What Are Some Sports Management Careers?
If you are a sports fan and have always wanted to work alongside athletes, you might want to pursue a sports management career. Read on to learn about some of the professions in sports management, including employment prospects and potential salaries.
Sports Management Defined
Sports management is a broad term that refers to the business side of the sports industry. It can include any function that keeps a sports team operational and profitable. This encompasses the general care and upkeep of athletes and teams, marketing and event planning. Sports managers work in all sectors of the industry, including recreational, professional and college sports. Common careers in the industry include coaching, scouting, and athletic training.
Important Facts About Sports Management Careers
|Coaches and Scouts||Athletic Trainers|
|Mean Salary (2018)||$43,870||$49,280|
|Job Outlook (2016-2026)||13% growth (faster than average)||23% growth (much faster than average)|
|Required Education||Coaches for college and professional teams as well as professional scouts are typically required to have a bachelor's degree||Bachelor's degree; requirements for certification and licensure vary by state|
|Key Skills||Communication skills, decision-making skills, resourcefulness||Ability to be detail-oriented, compassion, interpersonal skills|

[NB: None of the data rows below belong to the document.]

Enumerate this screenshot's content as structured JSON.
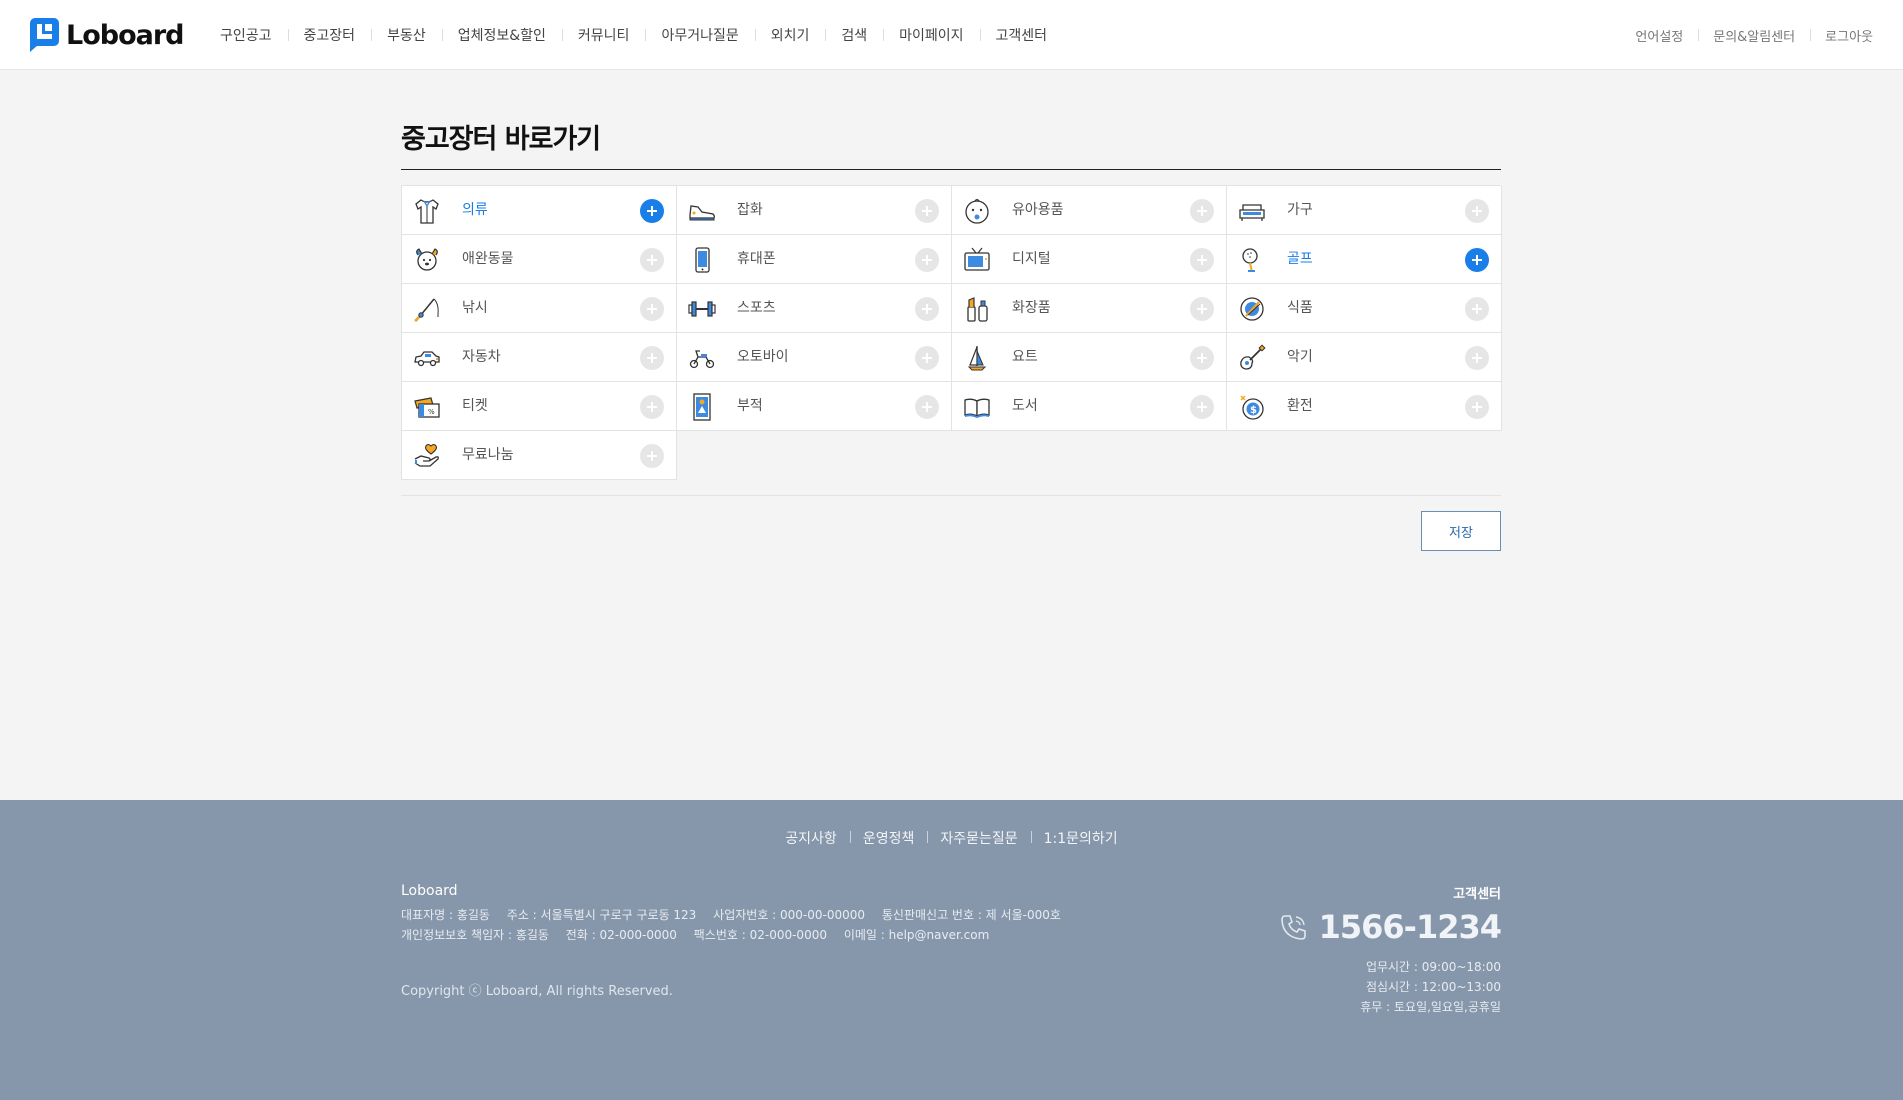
{
  "header": {
    "logo_text": "Loboard",
    "nav": [
      "구인공고",
      "중고장터",
      "부동산",
      "업체정보&할인",
      "커뮤니티",
      "아무거나질문",
      "외치기",
      "검색",
      "마이페이지",
      "고객센터"
    ],
    "util": [
      "언어설정",
      "문의&알림센터",
      "로그아웃"
    ]
  },
  "main": {
    "title": "중고장터 바로가기",
    "categories": [
      {
        "label": "의류",
        "icon": "shirt-icon",
        "active": true
      },
      {
        "label": "잡화",
        "icon": "sneaker-icon",
        "active": false
      },
      {
        "label": "유아용품",
        "icon": "baby-icon",
        "active": false
      },
      {
        "label": "가구",
        "icon": "sofa-icon",
        "active": false
      },
      {
        "label": "애완동물",
        "icon": "dog-icon",
        "active": false
      },
      {
        "label": "휴대폰",
        "icon": "phone-icon",
        "active": false
      },
      {
        "label": "디지털",
        "icon": "tv-icon",
        "active": false
      },
      {
        "label": "골프",
        "icon": "golf-icon",
        "active": true
      },
      {
        "label": "낚시",
        "icon": "fishing-rod-icon",
        "active": false
      },
      {
        "label": "스포츠",
        "icon": "dumbbell-icon",
        "active": false
      },
      {
        "label": "화장품",
        "icon": "cosmetics-icon",
        "active": false
      },
      {
        "label": "식품",
        "icon": "food-icon",
        "active": false
      },
      {
        "label": "자동차",
        "icon": "car-icon",
        "active": false
      },
      {
        "label": "오토바이",
        "icon": "scooter-icon",
        "active": false
      },
      {
        "label": "요트",
        "icon": "sailboat-icon",
        "active": false
      },
      {
        "label": "악기",
        "icon": "guitar-icon",
        "active": false
      },
      {
        "label": "티켓",
        "icon": "ticket-icon",
        "active": false
      },
      {
        "label": "부적",
        "icon": "talisman-icon",
        "active": false
      },
      {
        "label": "도서",
        "icon": "book-icon",
        "active": false
      },
      {
        "label": "환전",
        "icon": "money-bag-icon",
        "active": false
      },
      {
        "label": "무료나눔",
        "icon": "hand-heart-icon",
        "active": false
      }
    ],
    "save_label": "저장"
  },
  "footer": {
    "links": [
      "공지사항",
      "운영정책",
      "자주묻는질문",
      "1:1문의하기"
    ],
    "company_name": "Loboard",
    "line1": [
      "대표자명 : 홍길동",
      "주소 : 서울특별시 구로구 구로동 123",
      "사업자번호 : 000-00-00000",
      "통신판매신고 번호 : 제 서울-000호"
    ],
    "line2": [
      "개인정보보호 책임자 : 홍길동",
      "전화 : 02-000-0000",
      "팩스번호 : 02-000-0000",
      "이메일 : help@naver.com"
    ],
    "copyright": "Copyright ⓒ Loboard, All rights Reserved.",
    "cs_title": "고객센터",
    "cs_phone": "1566-1234",
    "cs_hours": [
      "업무시간 : 09:00~18:00",
      "점심시간 : 12:00~13:00",
      "휴무 : 토요일,일요일,공휴일"
    ]
  },
  "colors": {
    "accent": "#1a7ee8",
    "footer_bg": "#8696ab",
    "icon_orange": "#f5a623",
    "icon_blue": "#3d8be0"
  }
}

Source: U.S. Bureau of Labor Statistics
Coaching is one of the most common sports management positions. As a coach, you will help organize and lead an athlete or a team of athletes. You will train these athletes by planning and implementing drills and fitness routines while monitoring their performances in order to identify their strengths and weaknesses. You may work one-on-one with singular team members to improve performance. You'll also develop plays and strategies for games and provide advice and direction during competitions.
Coaches typically specialize in one sport such as soccer, football, baseball, basketball, golf or tennis. Coaches must have a strong knowledge of a given sport's rules and tactics, and they should ideally have extensive experience playing in or speculating the sport in which they specialize.
In a scouting position, you discover new athletes for the team or organization you represent. It is your responsibility to observe players in action at sporting events and to determine their potential. You may do additional research such as conducting interviews, reading about athletes' performances and watching videos of their games. If players are being considered for a draft, you might ask them to perform drills or additional demonstrations. This career requires a degree of subtlety; you want to avoid revealing your interest in a player to other scouts who might try to recruit that player first or interfere with your recruiting methods.
Scouts are usually employed by a specific team or scouting organization. It may also be possible to freelance. This involves finding and representing players through contract negotiations with professional sports teams. Depending on your experience or area of focus, you might scout athletes at the high school or college levels. Experience and a thorough understanding of the sport you are working in are absolutely necessary.
When athletes need help recovering from injuries, they turn to athletic trainers. In this healthcare-related profession, you examine, assess and treat illnesses and injuries related to bones and muscles. These types of injuries and illnesses are often the result of intensive gameplay and practice. You will also help reduce the risk of future injuries by educating athletes about proper exercise and equipment usage.
As an athletic trainer, you might be employed directly by a sports team or athlete. In this capacity, you could help athletes if injuries occur on the field. Alternatively, you could work in a rehabilitation center, where athletes go to restore function after an injury.